 ·28 Feb 2024

The Divorce Amendment Bill has been passed by the National Council of Provinces and now only needs President Cyril Ramaphosa’s signature to become law.

The Bill amends the Divorce Act, which the Constitutional Court in the Women’s Legal Centre Trust v President of the Republic of South Africa and Others said was unconditional as it excluded Muslim marriages.

The non-recognition of Muslim marriages in civil law meant that a person, especially a woman, who is married in terms of Islamic law had no right to seek a divorce from a court.

The interests of Muslim women and minors or dependent children of Muslim Marriages were thus not safeguarded to the same extent as children of other marriages.

The Divorce Act also fails to provide for the redistribution of assets and for the forfeiture of patrimonial benefits on the dissolution of a Muslim marriage in the same manner as other disbanded marriages.

Thus, the Divorce Amendment Bill aims to:

  • To insert a definition of a Muslim marriage,

  • To provide for the protection and to safeguard the interests of dependent and minor children of a Muslim marriage.

  • To provide for the redistribution of assets on the dissolution of a Muslim marriage

  • To provide for the forfeiture of patrimonial benefits of a Muslim marriage.

That said, the Bill does not constitute or replace an Islamic divorce.
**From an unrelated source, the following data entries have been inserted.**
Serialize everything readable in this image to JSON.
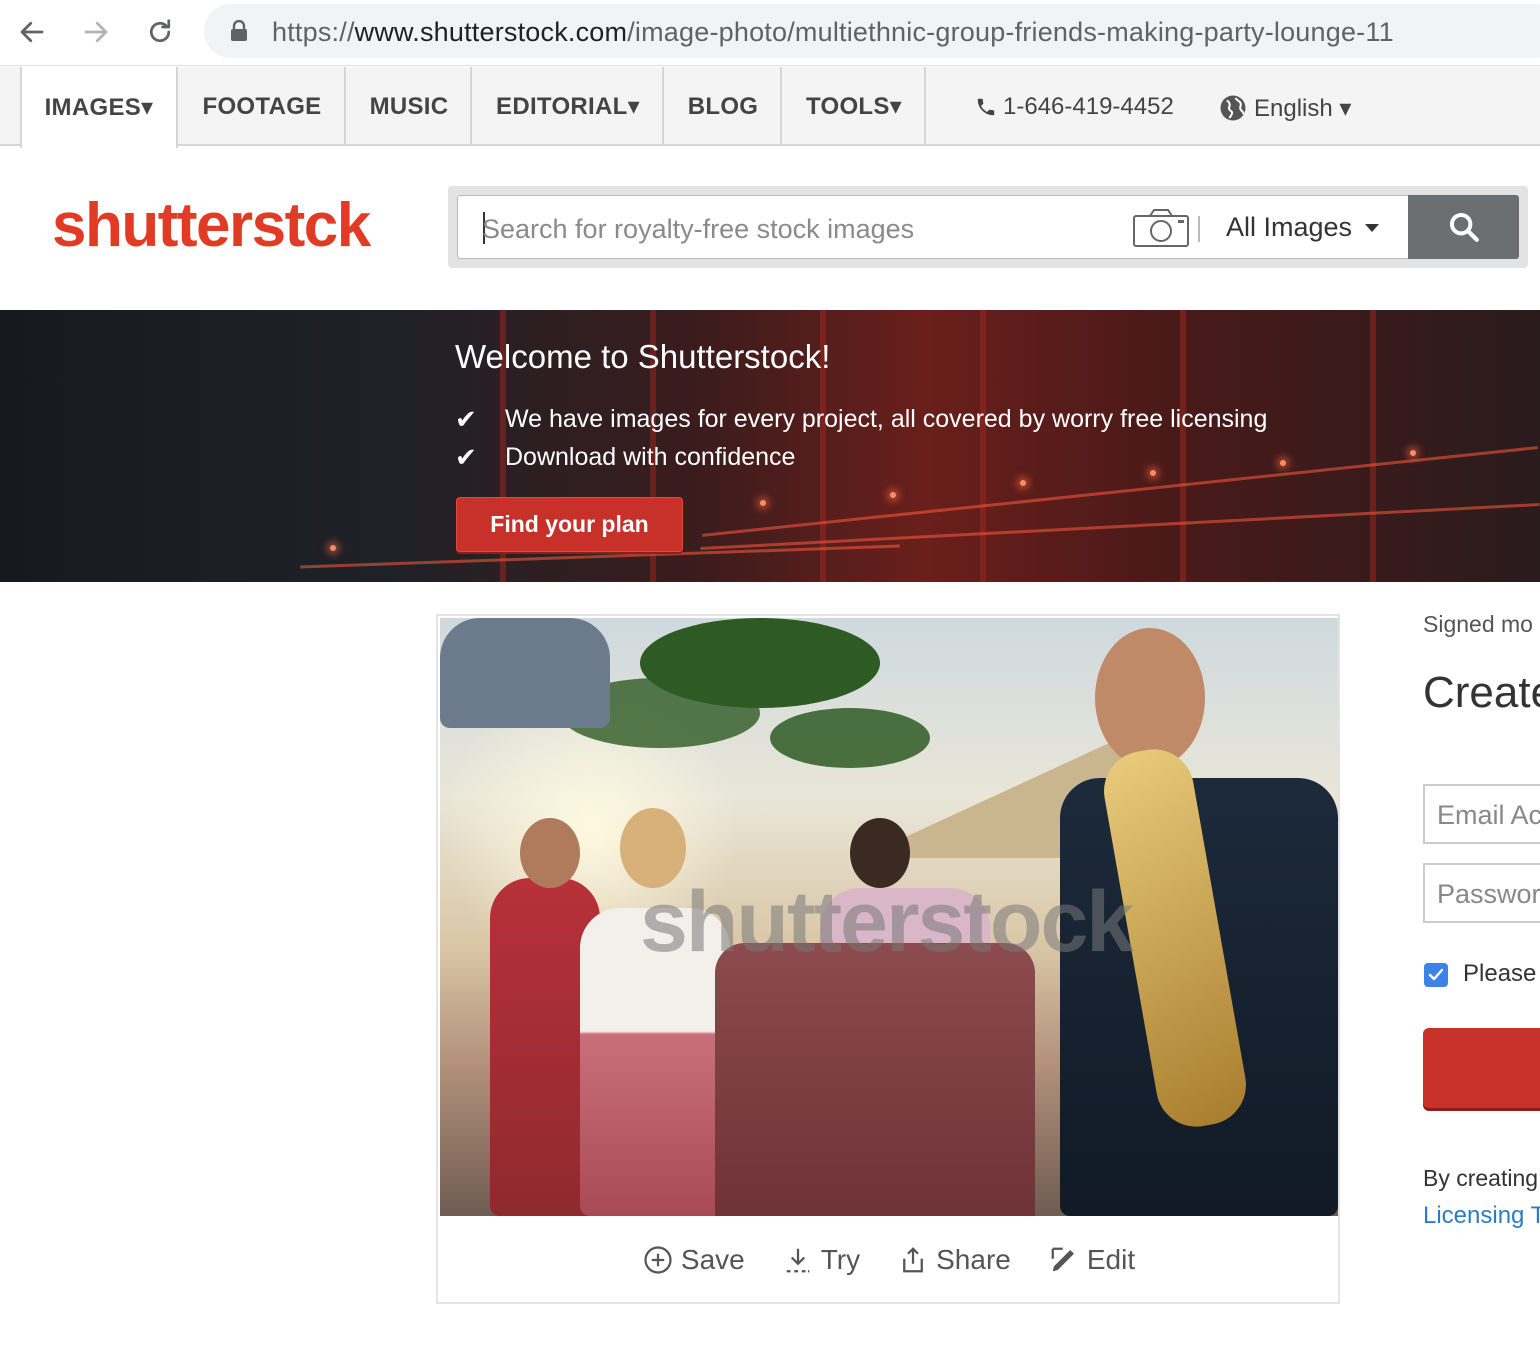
{
  "browser": {
    "url_scheme": "https://",
    "url_domain": "www.shutterstock.com",
    "url_path": "/image-photo/multiethnic-group-friends-making-party-lounge-11"
  },
  "topnav": {
    "tabs": [
      {
        "label": "IMAGES▾"
      },
      {
        "label": "FOOTAGE"
      },
      {
        "label": "MUSIC"
      },
      {
        "label": "EDITORIAL▾"
      },
      {
        "label": "BLOG"
      },
      {
        "label": "TOOLS▾"
      }
    ],
    "phone": "1-646-419-4452",
    "language": "English ▾"
  },
  "header": {
    "logo_text": "shutterst",
    "logo_tail": "ck",
    "search_placeholder": "Search for royalty-free stock images",
    "search_scope": "All Images"
  },
  "banner": {
    "title": "Welcome to Shutterstock!",
    "bullets": [
      "We have images for every project, all covered by worry free licensing",
      "Download with confidence"
    ],
    "cta": "Find your plan"
  },
  "image_card": {
    "watermark": "shutterstock",
    "actions": {
      "save": "Save",
      "try": "Try",
      "share": "Share",
      "edit": "Edit"
    }
  },
  "signup": {
    "signed": "Signed mo",
    "title": "Create",
    "email_placeholder": "Email Ac",
    "password_placeholder": "Passwor",
    "checkbox_label": "Please",
    "by_creating": "By creating",
    "licensing_link": "Licensing T"
  },
  "colors": {
    "brand_red": "#e13a25",
    "button_red": "#c8302a",
    "link_blue": "#2f7bc3",
    "search_button": "#6b6f72"
  }
}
Those wishing to be granted a religious divorce will still need to follow Islamic law.

Other Bills

The NCOP also sent two other Bills to Ramaphosa, including the Eskom Debt Relief Amendment Bill and the Cannabis for Private Purpose Bill.

The Eskom Debt Relief Amendment Bill aims to amend the Eskom Debt Relief Act of 2023, which offers interest-free loans to the embattled power utility.

The new Bill provides for payment of interest by Eskom on amounts advanced as a loan, with the Finance Minister setting the rate of interest.

If Eskom does not comply with the established requirements, the Minister can reduce payments to the SOE.

On the other hand, the Cannabis for Private Purpose Bill established a new legal framework for adult private use of cannabis while also narrowing and clarifying the limits related to children and the use and possession of the plant.


Read: Take-home pay increases in South Africa – but storm clouds are gathering

Show comments
Subscribe to our daily newsletter